Interface dataset entries
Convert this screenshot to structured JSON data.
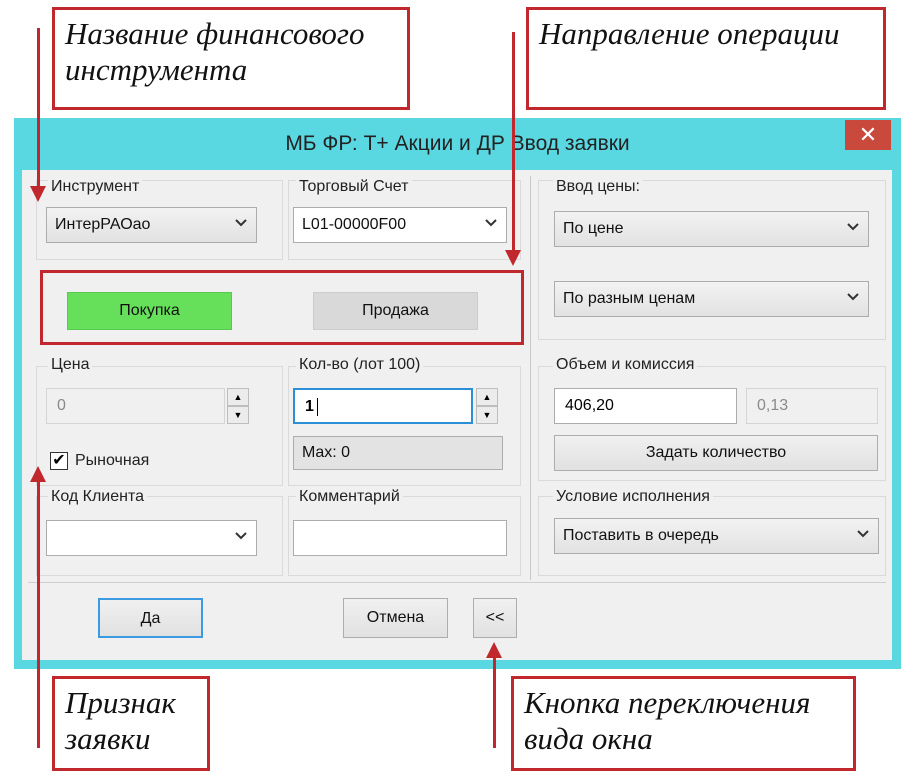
{
  "callouts": {
    "instrument_name": [
      "Название финансового",
      "инструмента"
    ],
    "direction": "Направление операции",
    "sign": [
      "Признак",
      "заявки"
    ],
    "toggle_button": [
      "Кнопка переключения",
      "вида окна"
    ]
  },
  "window": {
    "title": "МБ ФР: Т+ Акции и ДР Ввод заявки",
    "close_glyph": "✕"
  },
  "instrument": {
    "label": "Инструмент",
    "value": "ИнтерРАОао"
  },
  "account": {
    "label": "Торговый Счет",
    "value": "L01-00000F00"
  },
  "direction": {
    "buy": "Покупка",
    "sell": "Продажа",
    "buy_color": "#66e05a"
  },
  "price": {
    "label": "Цена",
    "value": "0",
    "market_label": "Рыночная",
    "market_checked": true
  },
  "quantity": {
    "label": "Кол-во (лот 100)",
    "value": "1",
    "max": "Max: 0"
  },
  "client_code": {
    "label": "Код Клиента",
    "value": ""
  },
  "comment": {
    "label": "Комментарий",
    "value": ""
  },
  "price_input": {
    "label": "Ввод цены:",
    "mode1": "По цене",
    "mode2": "По разным ценам"
  },
  "volume": {
    "label": "Объем  и комиссия",
    "amount": "406,20",
    "commission": "0,13",
    "set_qty": "Задать количество"
  },
  "execution": {
    "label": "Условие исполнения",
    "value": "Поставить в очередь"
  },
  "buttons": {
    "ok": "Да",
    "cancel": "Отмена",
    "toggle": "<<"
  },
  "colors": {
    "window_frame": "#5ad8e2",
    "callout_border": "#c0282d",
    "close": "#c94a3d"
  }
}
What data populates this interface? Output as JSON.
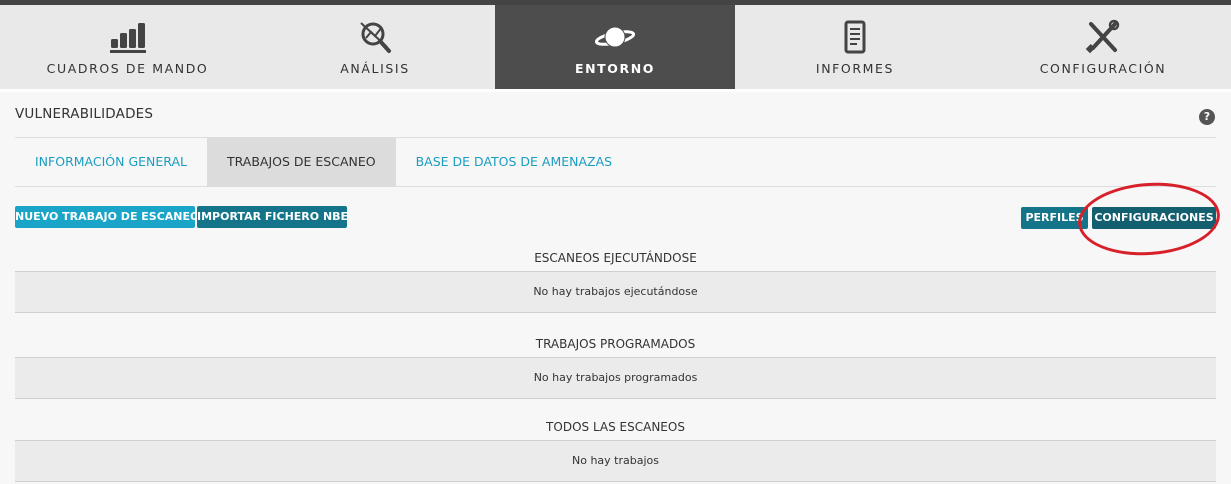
{
  "nav": {
    "items": [
      {
        "label": "CUADROS DE MANDO",
        "icon": "bar-chart-icon"
      },
      {
        "label": "ANÁLISIS",
        "icon": "magnifier-analysis-icon"
      },
      {
        "label": "ENTORNO",
        "icon": "planet-icon",
        "active": true
      },
      {
        "label": "INFORMES",
        "icon": "document-icon"
      },
      {
        "label": "CONFIGURACIÓN",
        "icon": "tools-icon"
      }
    ]
  },
  "page": {
    "title": "VULNERABILIDADES",
    "help": "?"
  },
  "tabs": [
    {
      "label": "INFORMACIÓN GENERAL"
    },
    {
      "label": "TRABAJOS DE ESCANEO",
      "active": true
    },
    {
      "label": "BASE DE DATOS DE AMENAZAS"
    }
  ],
  "buttons": {
    "new_scan": "NUEVO TRABAJO DE ESCANEO",
    "import_nbe": "IMPORTAR FICHERO NBE",
    "profiles": "PERFILES",
    "settings": "CONFIGURACIONES"
  },
  "sections": {
    "running": {
      "title": "ESCANEOS EJECUTÁNDOSE",
      "empty": "No hay trabajos ejecutándose"
    },
    "scheduled": {
      "title": "TRABAJOS PROGRAMADOS",
      "empty": "No hay trabajos programados"
    },
    "all": {
      "title": "TODOS LAS ESCANEOS",
      "empty": "No hay trabajos"
    }
  },
  "colors": {
    "nav_active": "#4d4d4d",
    "link": "#1a9dc0",
    "button_light": "#1aa5c8",
    "button_dark": "#14758a",
    "highlight": "#d8202b"
  }
}
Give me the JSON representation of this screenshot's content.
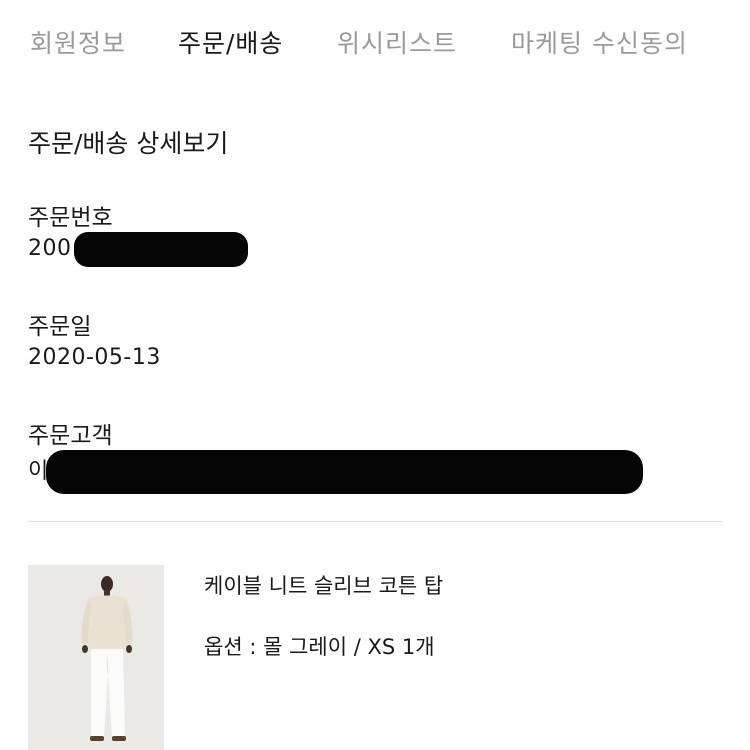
{
  "tabs": [
    {
      "label": "회원정보",
      "active": false
    },
    {
      "label": "주문/배송",
      "active": true
    },
    {
      "label": "위시리스트",
      "active": false
    },
    {
      "label": "마케팅 수신동의",
      "active": false
    }
  ],
  "detail": {
    "title": "주문/배송 상세보기",
    "order_number": {
      "label": "주문번호",
      "value": "200"
    },
    "order_date": {
      "label": "주문일",
      "value": "2020-05-13"
    },
    "customer": {
      "label": "주문고객",
      "value": "이"
    }
  },
  "product": {
    "name": "케이블 니트 슬리브 코튼 탑",
    "option": "옵션 : 몰 그레이 / XS 1개"
  }
}
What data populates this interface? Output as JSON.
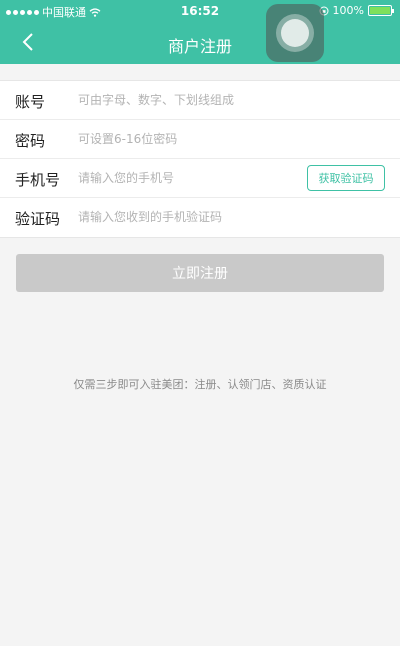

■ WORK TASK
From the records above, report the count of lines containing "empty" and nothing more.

■ TASK RESULT
3